Whenever a line in the entries below includes the string "IPRX", count that line. Report the total alone.

▶ RECORD EXCERPTS:

#####

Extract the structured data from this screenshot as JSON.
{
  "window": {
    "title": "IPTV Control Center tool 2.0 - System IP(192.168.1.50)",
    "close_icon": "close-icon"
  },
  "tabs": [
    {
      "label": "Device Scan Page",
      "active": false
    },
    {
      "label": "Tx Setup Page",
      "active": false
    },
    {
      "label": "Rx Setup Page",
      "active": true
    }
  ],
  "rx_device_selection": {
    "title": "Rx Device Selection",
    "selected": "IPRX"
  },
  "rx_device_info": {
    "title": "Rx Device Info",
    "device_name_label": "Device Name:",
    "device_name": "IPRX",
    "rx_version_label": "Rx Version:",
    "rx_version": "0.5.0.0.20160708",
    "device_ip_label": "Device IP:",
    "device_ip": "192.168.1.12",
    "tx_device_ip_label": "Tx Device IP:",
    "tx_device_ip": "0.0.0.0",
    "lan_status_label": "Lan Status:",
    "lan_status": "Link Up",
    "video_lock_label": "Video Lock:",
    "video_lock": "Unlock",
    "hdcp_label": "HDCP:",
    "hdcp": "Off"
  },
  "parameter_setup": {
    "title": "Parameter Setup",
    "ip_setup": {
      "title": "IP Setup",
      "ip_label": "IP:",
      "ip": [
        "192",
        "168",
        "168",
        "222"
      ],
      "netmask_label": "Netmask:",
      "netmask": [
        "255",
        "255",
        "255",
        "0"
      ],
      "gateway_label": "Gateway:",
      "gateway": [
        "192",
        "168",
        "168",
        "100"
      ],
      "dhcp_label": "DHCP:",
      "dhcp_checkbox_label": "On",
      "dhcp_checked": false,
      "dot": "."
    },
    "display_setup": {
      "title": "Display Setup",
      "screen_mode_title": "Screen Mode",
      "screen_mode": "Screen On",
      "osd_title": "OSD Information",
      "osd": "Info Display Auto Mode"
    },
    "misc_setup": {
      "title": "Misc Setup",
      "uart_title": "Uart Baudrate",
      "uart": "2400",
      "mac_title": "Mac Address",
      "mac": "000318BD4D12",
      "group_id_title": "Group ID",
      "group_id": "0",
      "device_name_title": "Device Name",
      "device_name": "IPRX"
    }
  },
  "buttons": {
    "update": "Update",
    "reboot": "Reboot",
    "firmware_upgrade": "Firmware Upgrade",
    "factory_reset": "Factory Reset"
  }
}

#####

▶ RESULT OF THE EXERCISE: 3